In the copy, include every entry exactly but none of its images.

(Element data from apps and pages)
────────────────
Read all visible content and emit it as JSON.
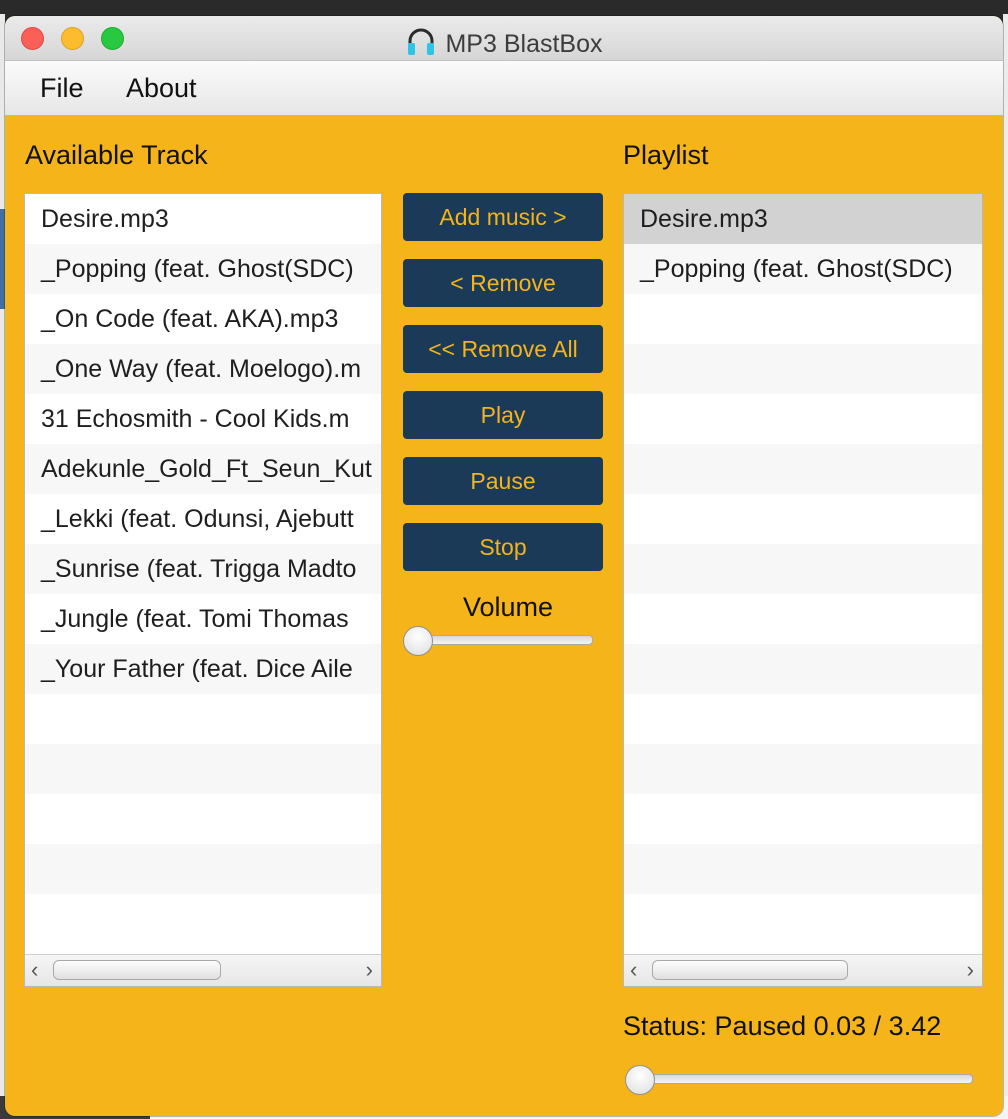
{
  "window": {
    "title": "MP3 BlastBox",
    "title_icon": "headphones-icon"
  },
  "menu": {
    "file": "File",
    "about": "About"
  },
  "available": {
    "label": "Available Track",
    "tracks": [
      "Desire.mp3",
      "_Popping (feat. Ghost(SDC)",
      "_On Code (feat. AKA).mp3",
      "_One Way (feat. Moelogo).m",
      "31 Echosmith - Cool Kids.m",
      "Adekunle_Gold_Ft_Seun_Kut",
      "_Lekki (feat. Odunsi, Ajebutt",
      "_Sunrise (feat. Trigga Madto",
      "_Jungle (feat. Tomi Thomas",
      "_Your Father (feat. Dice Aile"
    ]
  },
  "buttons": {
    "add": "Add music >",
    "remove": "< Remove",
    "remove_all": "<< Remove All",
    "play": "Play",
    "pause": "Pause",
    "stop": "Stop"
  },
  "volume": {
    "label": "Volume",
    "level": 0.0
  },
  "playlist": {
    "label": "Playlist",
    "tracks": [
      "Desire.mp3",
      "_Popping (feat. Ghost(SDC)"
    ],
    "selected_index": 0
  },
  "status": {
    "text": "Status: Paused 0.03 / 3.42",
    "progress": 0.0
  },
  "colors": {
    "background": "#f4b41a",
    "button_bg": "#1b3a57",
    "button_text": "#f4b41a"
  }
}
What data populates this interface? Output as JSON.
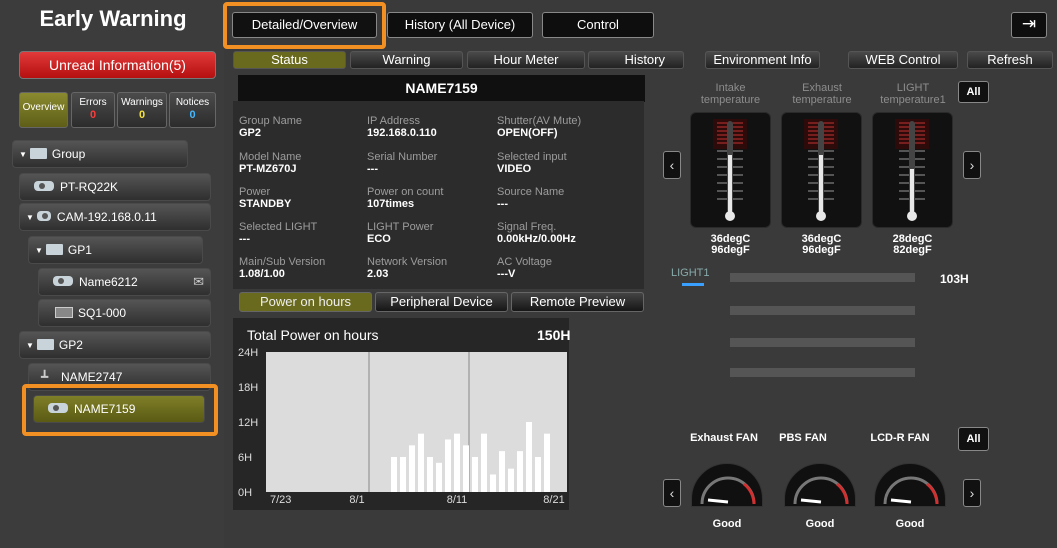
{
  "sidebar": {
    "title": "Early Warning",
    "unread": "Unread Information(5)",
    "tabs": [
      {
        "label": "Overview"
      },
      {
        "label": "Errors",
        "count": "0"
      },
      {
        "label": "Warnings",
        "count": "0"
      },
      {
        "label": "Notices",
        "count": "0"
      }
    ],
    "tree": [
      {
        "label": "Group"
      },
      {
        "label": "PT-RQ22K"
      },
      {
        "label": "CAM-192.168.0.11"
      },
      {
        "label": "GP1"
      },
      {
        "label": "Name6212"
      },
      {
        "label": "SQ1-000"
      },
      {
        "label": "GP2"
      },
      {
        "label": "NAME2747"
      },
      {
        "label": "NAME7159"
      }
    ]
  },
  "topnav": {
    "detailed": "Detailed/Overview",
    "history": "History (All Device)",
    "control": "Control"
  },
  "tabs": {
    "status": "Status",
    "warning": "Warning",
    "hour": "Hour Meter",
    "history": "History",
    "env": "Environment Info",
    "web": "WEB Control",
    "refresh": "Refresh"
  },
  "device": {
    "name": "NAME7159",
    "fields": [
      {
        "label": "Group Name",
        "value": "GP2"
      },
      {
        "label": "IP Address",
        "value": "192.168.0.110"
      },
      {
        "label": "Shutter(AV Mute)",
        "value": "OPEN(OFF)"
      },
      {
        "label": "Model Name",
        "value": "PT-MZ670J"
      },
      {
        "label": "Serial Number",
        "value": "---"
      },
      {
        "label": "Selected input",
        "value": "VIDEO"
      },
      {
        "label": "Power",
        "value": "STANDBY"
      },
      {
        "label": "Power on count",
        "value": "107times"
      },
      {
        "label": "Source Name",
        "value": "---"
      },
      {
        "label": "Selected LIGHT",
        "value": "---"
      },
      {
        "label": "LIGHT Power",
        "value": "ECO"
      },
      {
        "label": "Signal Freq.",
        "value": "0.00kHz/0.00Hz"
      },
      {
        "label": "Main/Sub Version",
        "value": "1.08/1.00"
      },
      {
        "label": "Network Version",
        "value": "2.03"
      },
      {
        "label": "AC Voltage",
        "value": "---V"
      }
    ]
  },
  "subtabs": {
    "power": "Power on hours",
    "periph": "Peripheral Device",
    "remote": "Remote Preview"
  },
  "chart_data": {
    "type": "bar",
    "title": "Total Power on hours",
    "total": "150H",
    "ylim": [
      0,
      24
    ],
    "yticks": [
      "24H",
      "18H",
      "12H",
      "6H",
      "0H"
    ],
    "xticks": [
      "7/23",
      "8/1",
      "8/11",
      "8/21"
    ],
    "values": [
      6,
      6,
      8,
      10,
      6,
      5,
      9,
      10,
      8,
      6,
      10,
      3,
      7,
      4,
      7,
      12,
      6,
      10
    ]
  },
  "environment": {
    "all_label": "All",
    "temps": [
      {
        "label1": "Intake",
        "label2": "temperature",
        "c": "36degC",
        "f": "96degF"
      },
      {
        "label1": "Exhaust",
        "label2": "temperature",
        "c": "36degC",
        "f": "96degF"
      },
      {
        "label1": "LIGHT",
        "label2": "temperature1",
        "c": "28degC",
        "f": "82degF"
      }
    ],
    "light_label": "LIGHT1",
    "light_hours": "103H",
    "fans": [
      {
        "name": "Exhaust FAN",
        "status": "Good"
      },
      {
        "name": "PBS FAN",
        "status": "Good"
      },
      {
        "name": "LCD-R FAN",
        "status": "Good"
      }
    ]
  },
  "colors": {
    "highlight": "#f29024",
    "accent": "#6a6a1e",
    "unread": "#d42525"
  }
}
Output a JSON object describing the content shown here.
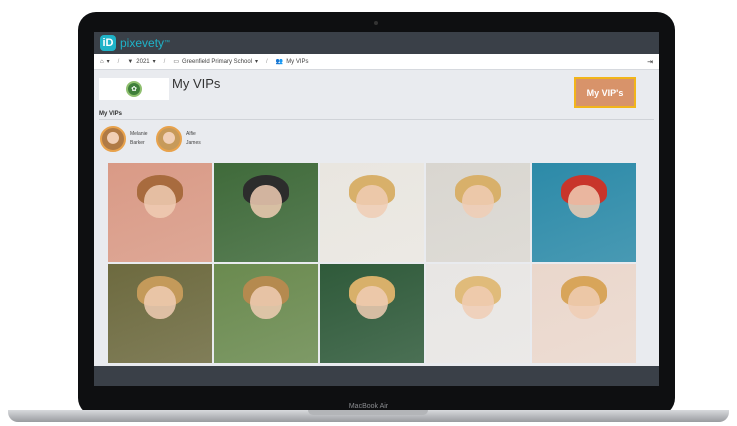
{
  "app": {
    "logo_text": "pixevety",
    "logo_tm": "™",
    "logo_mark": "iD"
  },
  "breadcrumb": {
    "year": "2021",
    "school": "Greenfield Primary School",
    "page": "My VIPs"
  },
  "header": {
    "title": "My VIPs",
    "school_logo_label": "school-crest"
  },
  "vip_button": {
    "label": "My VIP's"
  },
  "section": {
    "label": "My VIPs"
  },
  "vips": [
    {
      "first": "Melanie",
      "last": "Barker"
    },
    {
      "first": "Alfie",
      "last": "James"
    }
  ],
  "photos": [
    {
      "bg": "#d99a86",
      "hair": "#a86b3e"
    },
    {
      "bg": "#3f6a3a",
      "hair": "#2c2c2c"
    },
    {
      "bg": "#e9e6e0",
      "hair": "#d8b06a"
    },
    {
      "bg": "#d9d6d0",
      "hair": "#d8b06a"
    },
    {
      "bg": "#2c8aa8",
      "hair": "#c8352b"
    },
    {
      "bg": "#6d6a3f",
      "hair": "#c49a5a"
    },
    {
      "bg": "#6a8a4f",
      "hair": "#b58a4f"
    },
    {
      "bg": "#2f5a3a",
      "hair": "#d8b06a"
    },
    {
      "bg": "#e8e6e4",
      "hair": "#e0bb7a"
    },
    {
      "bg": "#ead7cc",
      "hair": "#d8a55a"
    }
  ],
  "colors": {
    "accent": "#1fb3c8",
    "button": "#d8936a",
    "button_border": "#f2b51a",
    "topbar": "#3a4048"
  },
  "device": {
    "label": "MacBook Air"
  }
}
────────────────
▶ Result below
Read all visible content and emit it as JSON.
{
  "window": {
    "title": "MP3 BlastBox",
    "title_icon": "headphones-icon"
  },
  "menu": {
    "file": "File",
    "about": "About"
  },
  "available": {
    "label": "Available Track",
    "tracks": [
      "Desire.mp3",
      "_Popping (feat. Ghost(SDC)",
      "_On Code (feat. AKA).mp3",
      "_One Way (feat. Moelogo).m",
      "31 Echosmith - Cool Kids.m",
      "Adekunle_Gold_Ft_Seun_Kut",
      "_Lekki (feat. Odunsi, Ajebutt",
      "_Sunrise (feat. Trigga Madto",
      "_Jungle (feat. Tomi Thomas",
      "_Your Father (feat. Dice Aile"
    ]
  },
  "buttons": {
    "add": "Add music >",
    "remove": "< Remove",
    "remove_all": "<< Remove All",
    "play": "Play",
    "pause": "Pause",
    "stop": "Stop"
  },
  "volume": {
    "label": "Volume",
    "level": 0.0
  },
  "playlist": {
    "label": "Playlist",
    "tracks": [
      "Desire.mp3",
      "_Popping (feat. Ghost(SDC)"
    ],
    "selected_index": 0
  },
  "status": {
    "text": "Status: Paused 0.03 / 3.42",
    "progress": 0.0
  },
  "colors": {
    "background": "#f4b41a",
    "button_bg": "#1b3a57",
    "button_text": "#f4b41a"
  }
}
What data populates this interface? Output as JSON.
{
  "sidebar": {
    "title": "Early Warning",
    "unread": "Unread Information(5)",
    "tabs": [
      {
        "label": "Overview"
      },
      {
        "label": "Errors",
        "count": "0"
      },
      {
        "label": "Warnings",
        "count": "0"
      },
      {
        "label": "Notices",
        "count": "0"
      }
    ],
    "tree": [
      {
        "label": "Group"
      },
      {
        "label": "PT-RQ22K"
      },
      {
        "label": "CAM-192.168.0.11"
      },
      {
        "label": "GP1"
      },
      {
        "label": "Name6212"
      },
      {
        "label": "SQ1-000"
      },
      {
        "label": "GP2"
      },
      {
        "label": "NAME2747"
      },
      {
        "label": "NAME7159"
      }
    ]
  },
  "topnav": {
    "detailed": "Detailed/Overview",
    "history": "History (All Device)",
    "control": "Control"
  },
  "tabs": {
    "status": "Status",
    "warning": "Warning",
    "hour": "Hour Meter",
    "history": "History",
    "env": "Environment Info",
    "web": "WEB Control",
    "refresh": "Refresh"
  },
  "device": {
    "name": "NAME7159",
    "fields": [
      {
        "label": "Group Name",
        "value": "GP2"
      },
      {
        "label": "IP Address",
        "value": "192.168.0.110"
      },
      {
        "label": "Shutter(AV Mute)",
        "value": "OPEN(OFF)"
      },
      {
        "label": "Model Name",
        "value": "PT-MZ670J"
      },
      {
        "label": "Serial Number",
        "value": "---"
      },
      {
        "label": "Selected input",
        "value": "VIDEO"
      },
      {
        "label": "Power",
        "value": "STANDBY"
      },
      {
        "label": "Power on count",
        "value": "107times"
      },
      {
        "label": "Source Name",
        "value": "---"
      },
      {
        "label": "Selected LIGHT",
        "value": "---"
      },
      {
        "label": "LIGHT Power",
        "value": "ECO"
      },
      {
        "label": "Signal Freq.",
        "value": "0.00kHz/0.00Hz"
      },
      {
        "label": "Main/Sub Version",
        "value": "1.08/1.00"
      },
      {
        "label": "Network Version",
        "value": "2.03"
      },
      {
        "label": "AC Voltage",
        "value": "---V"
      }
    ]
  },
  "subtabs": {
    "power": "Power on hours",
    "periph": "Peripheral Device",
    "remote": "Remote Preview"
  },
  "chart_data": {
    "type": "bar",
    "title": "Total Power on hours",
    "total": "150H",
    "ylim": [
      0,
      24
    ],
    "yticks": [
      "24H",
      "18H",
      "12H",
      "6H",
      "0H"
    ],
    "xticks": [
      "7/23",
      "8/1",
      "8/11",
      "8/21"
    ],
    "values": [
      6,
      6,
      8,
      10,
      6,
      5,
      9,
      10,
      8,
      6,
      10,
      3,
      7,
      4,
      7,
      12,
      6,
      10
    ]
  },
  "environment": {
    "all_label": "All",
    "temps": [
      {
        "label1": "Intake",
        "label2": "temperature",
        "c": "36degC",
        "f": "96degF"
      },
      {
        "label1": "Exhaust",
        "label2": "temperature",
        "c": "36degC",
        "f": "96degF"
      },
      {
        "label1": "LIGHT",
        "label2": "temperature1",
        "c": "28degC",
        "f": "82degF"
      }
    ],
    "light_label": "LIGHT1",
    "light_hours": "103H",
    "fans": [
      {
        "name": "Exhaust FAN",
        "status": "Good"
      },
      {
        "name": "PBS FAN",
        "status": "Good"
      },
      {
        "name": "LCD-R FAN",
        "status": "Good"
      }
    ]
  },
  "colors": {
    "highlight": "#f29024",
    "accent": "#6a6a1e",
    "unread": "#d42525"
  }
}
Output a JSON object describing the content shown here.
{
  "app": {
    "logo_text": "pixevety",
    "logo_tm": "™",
    "logo_mark": "iD"
  },
  "breadcrumb": {
    "year": "2021",
    "school": "Greenfield Primary School",
    "page": "My VIPs"
  },
  "header": {
    "title": "My VIPs",
    "school_logo_label": "school-crest"
  },
  "vip_button": {
    "label": "My VIP's"
  },
  "section": {
    "label": "My VIPs"
  },
  "vips": [
    {
      "first": "Melanie",
      "last": "Barker"
    },
    {
      "first": "Alfie",
      "last": "James"
    }
  ],
  "photos": [
    {
      "bg": "#d99a86",
      "hair": "#a86b3e"
    },
    {
      "bg": "#3f6a3a",
      "hair": "#2c2c2c"
    },
    {
      "bg": "#e9e6e0",
      "hair": "#d8b06a"
    },
    {
      "bg": "#d9d6d0",
      "hair": "#d8b06a"
    },
    {
      "bg": "#2c8aa8",
      "hair": "#c8352b"
    },
    {
      "bg": "#6d6a3f",
      "hair": "#c49a5a"
    },
    {
      "bg": "#6a8a4f",
      "hair": "#b58a4f"
    },
    {
      "bg": "#2f5a3a",
      "hair": "#d8b06a"
    },
    {
      "bg": "#e8e6e4",
      "hair": "#e0bb7a"
    },
    {
      "bg": "#ead7cc",
      "hair": "#d8a55a"
    }
  ],
  "colors": {
    "accent": "#1fb3c8",
    "button": "#d8936a",
    "button_border": "#f2b51a",
    "topbar": "#3a4048"
  },
  "device": {
    "label": "MacBook Air"
  }
}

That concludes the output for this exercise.